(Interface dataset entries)

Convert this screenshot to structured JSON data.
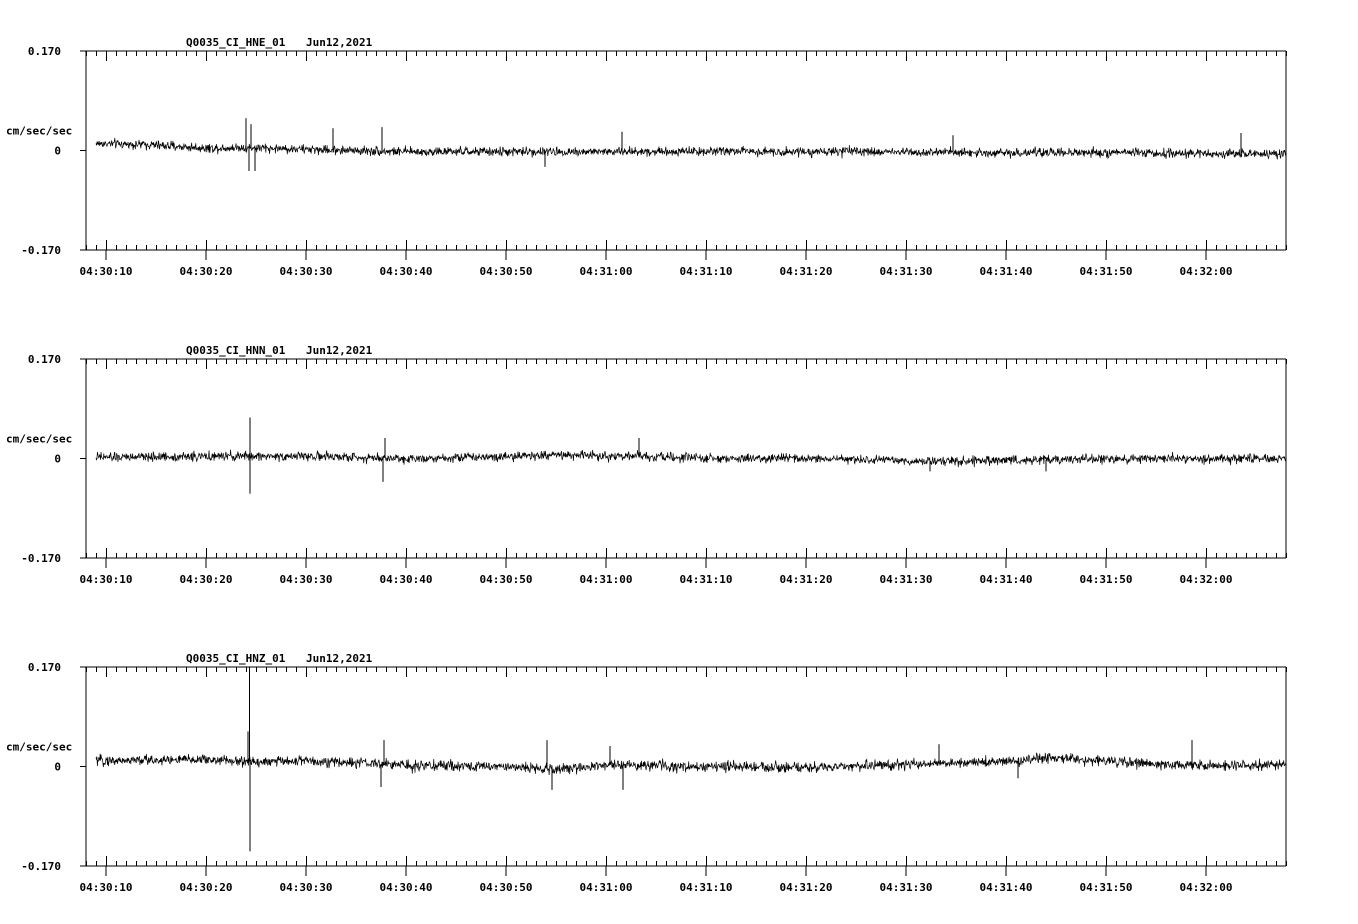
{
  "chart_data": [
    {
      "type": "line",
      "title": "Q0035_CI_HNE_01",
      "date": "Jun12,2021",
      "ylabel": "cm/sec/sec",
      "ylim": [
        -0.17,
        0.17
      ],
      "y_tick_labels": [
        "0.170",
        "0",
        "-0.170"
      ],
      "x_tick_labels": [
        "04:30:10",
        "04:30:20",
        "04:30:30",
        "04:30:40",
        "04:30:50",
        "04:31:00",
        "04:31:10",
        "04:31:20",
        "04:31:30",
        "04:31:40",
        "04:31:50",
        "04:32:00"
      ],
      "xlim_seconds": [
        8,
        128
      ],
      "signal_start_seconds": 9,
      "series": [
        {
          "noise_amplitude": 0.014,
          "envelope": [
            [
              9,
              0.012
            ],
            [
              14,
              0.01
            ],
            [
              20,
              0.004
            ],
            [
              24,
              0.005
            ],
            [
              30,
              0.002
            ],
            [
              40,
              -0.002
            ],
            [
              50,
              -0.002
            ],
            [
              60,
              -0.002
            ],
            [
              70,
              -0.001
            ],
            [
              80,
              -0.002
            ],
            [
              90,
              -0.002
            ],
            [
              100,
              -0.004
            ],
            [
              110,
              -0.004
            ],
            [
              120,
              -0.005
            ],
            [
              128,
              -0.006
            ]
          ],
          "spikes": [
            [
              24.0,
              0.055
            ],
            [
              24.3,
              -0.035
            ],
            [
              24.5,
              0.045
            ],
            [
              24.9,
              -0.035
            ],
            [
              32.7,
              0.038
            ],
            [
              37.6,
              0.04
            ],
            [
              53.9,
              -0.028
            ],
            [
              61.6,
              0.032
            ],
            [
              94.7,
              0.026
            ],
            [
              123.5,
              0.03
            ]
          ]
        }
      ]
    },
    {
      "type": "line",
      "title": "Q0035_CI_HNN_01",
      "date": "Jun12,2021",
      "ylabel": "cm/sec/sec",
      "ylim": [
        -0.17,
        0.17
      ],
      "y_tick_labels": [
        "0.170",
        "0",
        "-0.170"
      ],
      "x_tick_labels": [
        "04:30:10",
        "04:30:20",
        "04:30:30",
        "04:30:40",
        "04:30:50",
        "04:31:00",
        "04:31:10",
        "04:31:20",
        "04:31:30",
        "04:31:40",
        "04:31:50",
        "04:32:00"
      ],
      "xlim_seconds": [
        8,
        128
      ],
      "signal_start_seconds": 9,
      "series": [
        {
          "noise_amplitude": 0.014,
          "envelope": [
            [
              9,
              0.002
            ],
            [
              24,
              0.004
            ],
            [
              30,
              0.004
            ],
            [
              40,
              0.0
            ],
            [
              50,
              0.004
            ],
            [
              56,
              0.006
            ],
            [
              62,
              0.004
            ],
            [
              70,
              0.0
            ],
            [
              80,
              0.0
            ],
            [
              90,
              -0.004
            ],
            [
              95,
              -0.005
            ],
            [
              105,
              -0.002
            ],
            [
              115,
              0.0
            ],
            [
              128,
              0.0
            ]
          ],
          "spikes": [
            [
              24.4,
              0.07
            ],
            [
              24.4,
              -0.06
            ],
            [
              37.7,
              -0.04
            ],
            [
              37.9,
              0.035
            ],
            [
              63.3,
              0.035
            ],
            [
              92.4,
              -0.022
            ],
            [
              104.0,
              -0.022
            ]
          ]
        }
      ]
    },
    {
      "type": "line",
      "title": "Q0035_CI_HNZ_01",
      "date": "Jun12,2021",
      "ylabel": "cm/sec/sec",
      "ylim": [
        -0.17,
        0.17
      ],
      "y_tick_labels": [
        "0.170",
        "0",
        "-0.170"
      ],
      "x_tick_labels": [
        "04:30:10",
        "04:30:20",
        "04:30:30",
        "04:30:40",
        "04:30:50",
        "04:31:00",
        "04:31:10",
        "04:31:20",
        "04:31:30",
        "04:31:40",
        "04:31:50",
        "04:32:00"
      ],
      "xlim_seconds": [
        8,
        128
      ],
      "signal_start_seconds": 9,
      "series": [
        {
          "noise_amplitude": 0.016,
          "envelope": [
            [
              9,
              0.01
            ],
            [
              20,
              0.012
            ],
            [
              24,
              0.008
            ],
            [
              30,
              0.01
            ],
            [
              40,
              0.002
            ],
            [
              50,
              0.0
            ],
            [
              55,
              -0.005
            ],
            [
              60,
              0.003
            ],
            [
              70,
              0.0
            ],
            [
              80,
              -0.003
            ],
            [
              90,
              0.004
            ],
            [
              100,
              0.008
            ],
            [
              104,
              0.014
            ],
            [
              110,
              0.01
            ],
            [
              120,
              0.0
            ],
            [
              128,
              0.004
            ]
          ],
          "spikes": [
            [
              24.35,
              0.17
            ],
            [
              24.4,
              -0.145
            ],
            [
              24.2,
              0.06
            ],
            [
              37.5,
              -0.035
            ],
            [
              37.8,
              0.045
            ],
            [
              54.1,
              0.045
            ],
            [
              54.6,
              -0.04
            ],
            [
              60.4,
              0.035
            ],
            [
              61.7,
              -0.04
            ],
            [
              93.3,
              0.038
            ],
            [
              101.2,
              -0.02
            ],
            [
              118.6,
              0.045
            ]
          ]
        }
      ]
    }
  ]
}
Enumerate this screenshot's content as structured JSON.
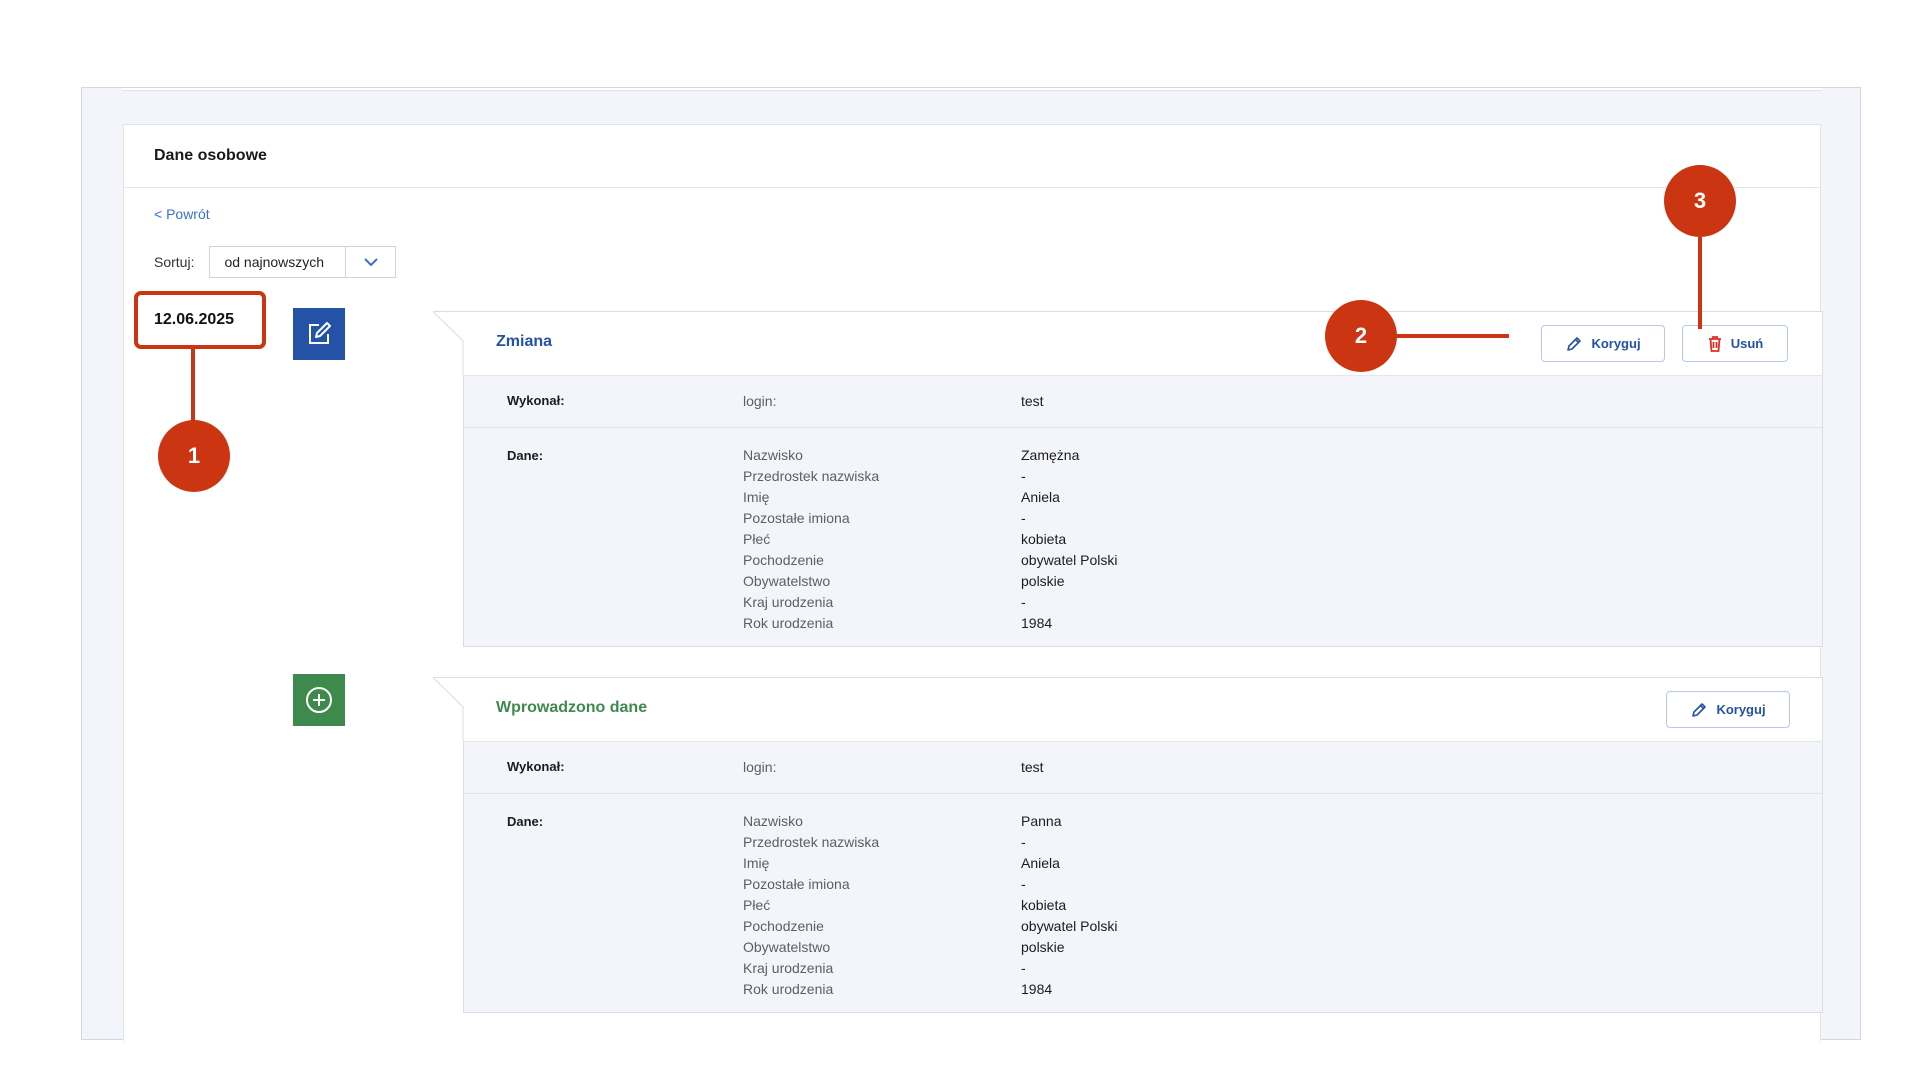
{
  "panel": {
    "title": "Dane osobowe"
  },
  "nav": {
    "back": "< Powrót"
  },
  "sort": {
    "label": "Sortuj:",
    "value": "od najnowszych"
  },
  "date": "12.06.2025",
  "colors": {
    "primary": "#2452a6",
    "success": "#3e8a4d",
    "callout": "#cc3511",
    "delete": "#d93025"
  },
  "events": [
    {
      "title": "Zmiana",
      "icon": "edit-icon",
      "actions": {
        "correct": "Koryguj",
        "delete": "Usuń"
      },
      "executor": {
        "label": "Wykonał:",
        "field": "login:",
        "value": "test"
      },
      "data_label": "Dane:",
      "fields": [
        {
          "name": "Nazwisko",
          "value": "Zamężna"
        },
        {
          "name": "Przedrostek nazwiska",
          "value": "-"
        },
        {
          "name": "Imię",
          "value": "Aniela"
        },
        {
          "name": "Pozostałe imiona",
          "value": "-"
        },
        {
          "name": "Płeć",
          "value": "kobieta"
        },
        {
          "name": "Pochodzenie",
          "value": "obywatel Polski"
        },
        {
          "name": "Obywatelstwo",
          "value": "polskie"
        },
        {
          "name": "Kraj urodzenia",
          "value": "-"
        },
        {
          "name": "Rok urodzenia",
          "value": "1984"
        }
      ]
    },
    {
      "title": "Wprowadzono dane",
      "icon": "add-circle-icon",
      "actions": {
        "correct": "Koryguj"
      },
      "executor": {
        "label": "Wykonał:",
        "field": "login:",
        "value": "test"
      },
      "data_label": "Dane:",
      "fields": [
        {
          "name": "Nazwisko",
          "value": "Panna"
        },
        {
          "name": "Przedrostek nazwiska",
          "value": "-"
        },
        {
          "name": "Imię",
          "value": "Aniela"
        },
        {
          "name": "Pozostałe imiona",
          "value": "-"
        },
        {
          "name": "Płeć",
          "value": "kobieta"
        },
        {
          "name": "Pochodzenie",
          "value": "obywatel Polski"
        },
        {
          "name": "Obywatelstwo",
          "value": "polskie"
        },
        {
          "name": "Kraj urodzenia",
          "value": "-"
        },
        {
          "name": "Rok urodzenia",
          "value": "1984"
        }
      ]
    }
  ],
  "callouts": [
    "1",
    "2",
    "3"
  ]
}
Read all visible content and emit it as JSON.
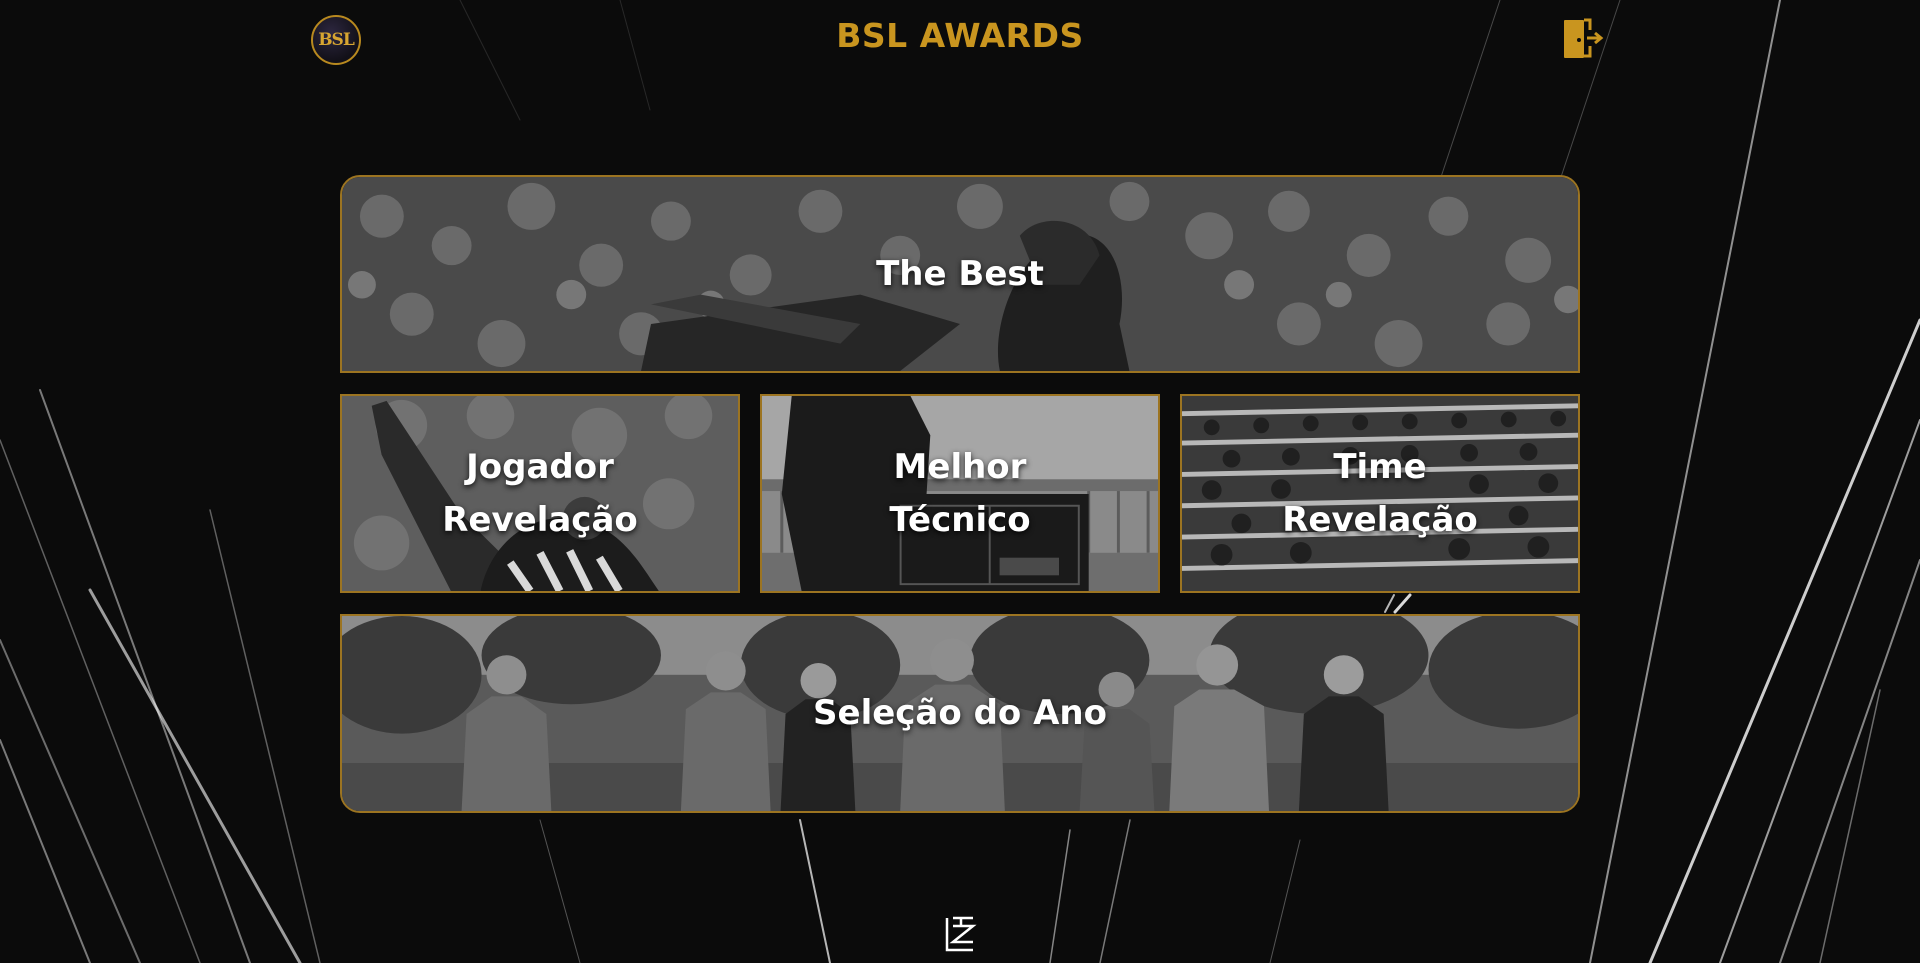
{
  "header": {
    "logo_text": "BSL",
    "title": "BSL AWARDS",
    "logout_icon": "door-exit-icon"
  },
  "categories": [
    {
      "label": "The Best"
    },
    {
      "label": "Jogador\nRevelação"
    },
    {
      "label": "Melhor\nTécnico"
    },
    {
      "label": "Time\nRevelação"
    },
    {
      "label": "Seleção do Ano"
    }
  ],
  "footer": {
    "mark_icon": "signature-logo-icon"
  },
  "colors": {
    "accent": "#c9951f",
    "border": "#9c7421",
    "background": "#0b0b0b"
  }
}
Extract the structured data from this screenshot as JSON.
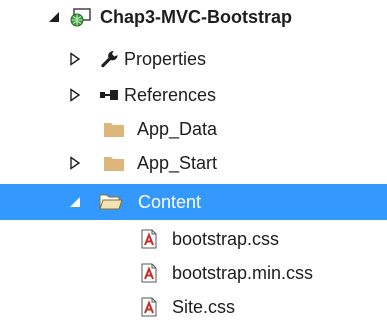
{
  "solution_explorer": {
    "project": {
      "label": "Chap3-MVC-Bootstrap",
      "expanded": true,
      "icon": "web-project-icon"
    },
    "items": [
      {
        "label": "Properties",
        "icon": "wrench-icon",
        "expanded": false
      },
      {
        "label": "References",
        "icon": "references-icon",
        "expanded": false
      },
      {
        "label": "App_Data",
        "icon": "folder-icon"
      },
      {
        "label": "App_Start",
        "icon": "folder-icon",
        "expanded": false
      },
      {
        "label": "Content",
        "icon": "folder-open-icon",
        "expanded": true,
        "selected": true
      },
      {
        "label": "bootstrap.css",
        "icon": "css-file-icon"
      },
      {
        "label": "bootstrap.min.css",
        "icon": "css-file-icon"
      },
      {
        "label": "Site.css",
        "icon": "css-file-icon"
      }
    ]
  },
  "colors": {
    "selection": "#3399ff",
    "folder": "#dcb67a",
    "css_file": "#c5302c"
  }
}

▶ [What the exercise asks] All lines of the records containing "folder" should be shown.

▶ [Task solution]
        "icon": "folder-icon"
        "icon": "folder-icon",
        "icon": "folder-open-icon",
    "folder": "#dcb67a",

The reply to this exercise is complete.